When Stanford students return to campus this coming September, they will experience a major change in the way the administration handles reports of sexual violence. The Stanford Student Title IX Process, instated as a pilot policy in February 2016, is due for a revision this summer. It is fraught with contentious policy points concerning campus sexual violence — rape definitions, unanimous vote requirements, and provision of legal services — that have led to heated challenges between the administration and student survivors. The policy will be reconsidered at a time when Stanford is under federal investigation by the U.S. Department of Education for its mishandling of campus sexual violence.
To add to this urgency, Stanford’s current Title IX coordinator Catherine Glaze will be vacating her position, and incoming student leadership must be able to advocate for the right replacement. Students and survivors need leadership from someone who is actively engaged in the campus climate, and, more importantly, has a significant track record in establishing administrative solutions that prioritize diverse survivor needs.
Shanta’s longstanding work in this area have both students and administrators seeking her leadership on multiple reforms. She is currently serving on the Stanford Coalition on Sexual Violence established by this year’s ASSU executives and is a member of the Title IX Working Group, the party responsible for delivering the proposal that will bring clear definitions and improvements to the Title IX process this summer.
Even in this difficult administrative climate, Shanta has revealed that she can bridge the divide between students and administrators. During her term as Chair of the ASSU 18th Undergraduate Senate, Stanford decided not to renew the contract of Stanford-sponsored Title IX Attorney Crystal Riggins, who was the only attorney solely representing survivors. As an accomplished female lawyer of color, Riggins had a record for delivering good outcomes for her clients despite the lengthy and complex reporting process.
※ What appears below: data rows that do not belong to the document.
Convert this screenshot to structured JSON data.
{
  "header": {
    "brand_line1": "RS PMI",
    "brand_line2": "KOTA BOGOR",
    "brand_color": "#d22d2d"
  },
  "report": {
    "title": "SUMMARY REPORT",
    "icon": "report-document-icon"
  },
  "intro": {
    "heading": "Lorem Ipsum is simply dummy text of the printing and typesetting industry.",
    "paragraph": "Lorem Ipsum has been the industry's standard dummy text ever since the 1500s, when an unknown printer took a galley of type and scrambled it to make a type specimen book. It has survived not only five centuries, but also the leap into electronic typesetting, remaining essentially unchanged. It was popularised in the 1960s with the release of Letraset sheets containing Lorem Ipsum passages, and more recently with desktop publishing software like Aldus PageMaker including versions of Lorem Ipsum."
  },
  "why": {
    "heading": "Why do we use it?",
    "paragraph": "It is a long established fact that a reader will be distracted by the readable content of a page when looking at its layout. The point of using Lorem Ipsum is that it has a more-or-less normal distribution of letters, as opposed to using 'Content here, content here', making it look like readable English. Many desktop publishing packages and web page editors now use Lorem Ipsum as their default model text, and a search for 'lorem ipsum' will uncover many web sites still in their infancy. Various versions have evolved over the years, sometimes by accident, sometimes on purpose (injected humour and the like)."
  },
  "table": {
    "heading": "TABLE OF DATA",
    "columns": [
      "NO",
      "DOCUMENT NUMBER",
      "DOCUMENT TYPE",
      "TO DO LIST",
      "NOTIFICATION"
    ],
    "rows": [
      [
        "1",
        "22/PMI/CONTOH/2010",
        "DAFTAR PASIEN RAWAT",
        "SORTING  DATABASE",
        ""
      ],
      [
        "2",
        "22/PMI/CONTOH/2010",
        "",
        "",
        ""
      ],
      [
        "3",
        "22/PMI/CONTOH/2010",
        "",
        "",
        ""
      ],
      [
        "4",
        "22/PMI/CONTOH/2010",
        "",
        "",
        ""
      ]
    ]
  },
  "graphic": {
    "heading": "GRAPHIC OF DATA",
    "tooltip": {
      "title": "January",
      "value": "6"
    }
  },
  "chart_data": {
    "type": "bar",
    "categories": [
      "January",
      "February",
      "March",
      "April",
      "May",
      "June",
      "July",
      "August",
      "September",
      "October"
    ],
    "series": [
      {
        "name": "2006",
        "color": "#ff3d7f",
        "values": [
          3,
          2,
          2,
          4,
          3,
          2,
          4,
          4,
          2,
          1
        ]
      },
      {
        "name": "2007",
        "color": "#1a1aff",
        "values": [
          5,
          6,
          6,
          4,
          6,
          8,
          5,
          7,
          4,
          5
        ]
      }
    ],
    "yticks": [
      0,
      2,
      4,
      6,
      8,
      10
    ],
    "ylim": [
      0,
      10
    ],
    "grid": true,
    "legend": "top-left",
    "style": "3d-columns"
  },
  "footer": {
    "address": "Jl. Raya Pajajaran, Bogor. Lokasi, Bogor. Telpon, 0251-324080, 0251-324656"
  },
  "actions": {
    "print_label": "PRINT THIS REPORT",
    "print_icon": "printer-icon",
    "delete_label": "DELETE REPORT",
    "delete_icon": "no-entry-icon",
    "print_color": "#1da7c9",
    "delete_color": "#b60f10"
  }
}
Shanta elevated student concerns about Riggins’s removal immediately. She authored a Senate resolution demanding an apology from Stanford to Riggins, as well as Riggins’s reinstatement, and she met with Provost Drell to question their decision. Shanta has working relationships with administrators, but is not afraid to hold them accountable to the best interests of students and survivors.
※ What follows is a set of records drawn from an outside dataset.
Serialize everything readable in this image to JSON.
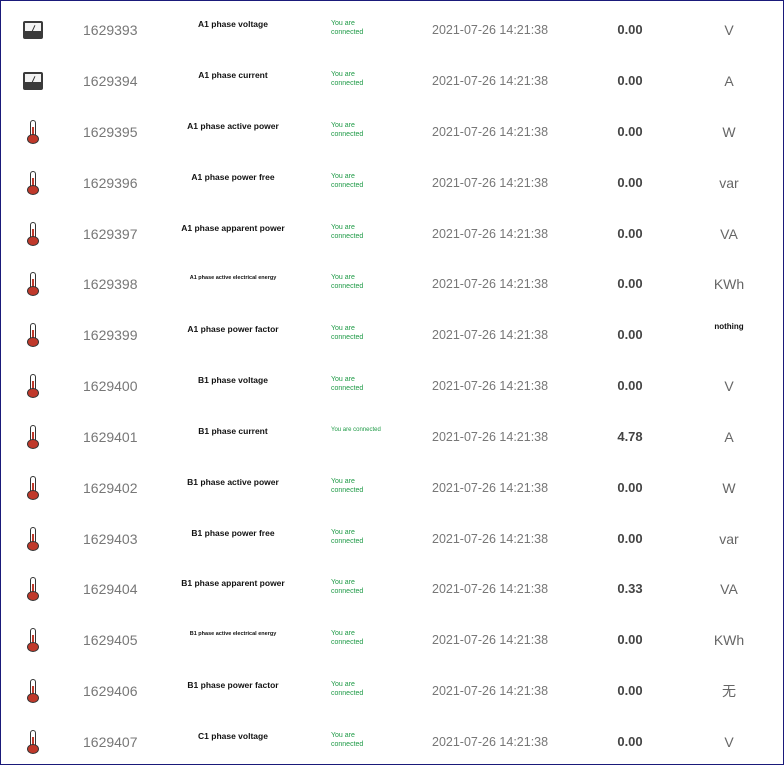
{
  "rows": [
    {
      "icon": "gauge-icon",
      "id": "1629393",
      "name": "A1 phase voltage",
      "status": "You are connected",
      "time": "2021-07-26 14:21:38",
      "value": "0.00",
      "unit": "V"
    },
    {
      "icon": "gauge-icon",
      "id": "1629394",
      "name": "A1 phase current",
      "status": "You are connected",
      "time": "2021-07-26 14:21:38",
      "value": "0.00",
      "unit": "A"
    },
    {
      "icon": "thermometer-icon",
      "id": "1629395",
      "name": "A1 phase active power",
      "status": "You are connected",
      "time": "2021-07-26 14:21:38",
      "value": "0.00",
      "unit": "W"
    },
    {
      "icon": "thermometer-icon",
      "id": "1629396",
      "name": "A1 phase power free",
      "status": "You are connected",
      "time": "2021-07-26 14:21:38",
      "value": "0.00",
      "unit": "var"
    },
    {
      "icon": "thermometer-icon",
      "id": "1629397",
      "name": "A1 phase apparent power",
      "status": "You are connected",
      "time": "2021-07-26 14:21:38",
      "value": "0.00",
      "unit": "VA"
    },
    {
      "icon": "thermometer-icon",
      "id": "1629398",
      "name": "A1 phase active electrical energy",
      "status": "You are connected",
      "time": "2021-07-26 14:21:38",
      "value": "0.00",
      "unit": "KWh"
    },
    {
      "icon": "thermometer-icon",
      "id": "1629399",
      "name": "A1 phase power factor",
      "status": "You are connected",
      "time": "2021-07-26 14:21:38",
      "value": "0.00",
      "unit": "nothing"
    },
    {
      "icon": "thermometer-icon",
      "id": "1629400",
      "name": "B1 phase voltage",
      "status": "You are connected",
      "time": "2021-07-26 14:21:38",
      "value": "0.00",
      "unit": "V"
    },
    {
      "icon": "thermometer-icon",
      "id": "1629401",
      "name": "B1 phase current",
      "status": "You are connected",
      "time": "2021-07-26 14:21:38",
      "value": "4.78",
      "unit": "A"
    },
    {
      "icon": "thermometer-icon",
      "id": "1629402",
      "name": "B1 phase active power",
      "status": "You are connected",
      "time": "2021-07-26 14:21:38",
      "value": "0.00",
      "unit": "W"
    },
    {
      "icon": "thermometer-icon",
      "id": "1629403",
      "name": "B1 phase power free",
      "status": "You are connected",
      "time": "2021-07-26 14:21:38",
      "value": "0.00",
      "unit": "var"
    },
    {
      "icon": "thermometer-icon",
      "id": "1629404",
      "name": "B1 phase apparent power",
      "status": "You are connected",
      "time": "2021-07-26 14:21:38",
      "value": "0.33",
      "unit": "VA"
    },
    {
      "icon": "thermometer-icon",
      "id": "1629405",
      "name": "B1 phase active electrical energy",
      "status": "You are connected",
      "time": "2021-07-26 14:21:38",
      "value": "0.00",
      "unit": "KWh"
    },
    {
      "icon": "thermometer-icon",
      "id": "1629406",
      "name": "B1 phase power factor",
      "status": "You are connected",
      "time": "2021-07-26 14:21:38",
      "value": "0.00",
      "unit": "无"
    },
    {
      "icon": "thermometer-icon",
      "id": "1629407",
      "name": "C1 phase voltage",
      "status": "You are connected",
      "time": "2021-07-26 14:21:38",
      "value": "0.00",
      "unit": "V"
    }
  ],
  "colors": {
    "status": "#1e9a46",
    "frame": "#1a1a7a",
    "thermometer_fill": "#c0392b"
  }
}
Shanta has also worked to improve sexual assault reporting at Stanford. She organized a three-year pilot of the confidential and third-party sexual assault reporting service Callisto at Stanford, finding a solution both administrators and survivors can trust. Furthermore, she convinced the Title IX Office to redesign their reporting services website to be clearer and better-equipped to guide survivors and address the needs of others seeking support and information.
At a time when survivors have lost trust in the administration, Shanta has proven that survivors can rely on her leadership. Most recently, Shanta co-authored a resolution with current ASSU Senators and student activists demanding that Stanford abandon their plans to re-administer their flawed campus climate survey and instead turn their efforts to administering the Association of American Universities survey used by our peer universities. Shanta introduced within the resolution a mechanism for longer-term accountability — requesting that Stanford establish a standing committee to focus on development and administration of the survey in coming years.
I am a survivor of sexual assault. I reported my rape more than two years ago, and the number of disappointments I have encountered, from the administrators who should have protected survivors to the students who should have supported survivors, are too many to count. But Shanta’s sincerity is unrivaled. I met Shanta just over a year ago, and already I have witnessed her performing above and beyond on her commitment to students and survivors. Many candidates and allies have promised to do the same, and some have contributed important advocacy. Yet it is easy for others to capitalize on our trauma, and far rarer for a leader to elevate our voices.
Shanta and Rosie are the only candidates I trust to help rewrite our Title IX process and select our new Title IX Coordinator. Their committed leadership to this issue is exactly what we need from our student government. To this end, I hope you will join me in voting Shanta Katipamula and Rosie Nelson for ASSU Exec.
Jacqueline Lin ’18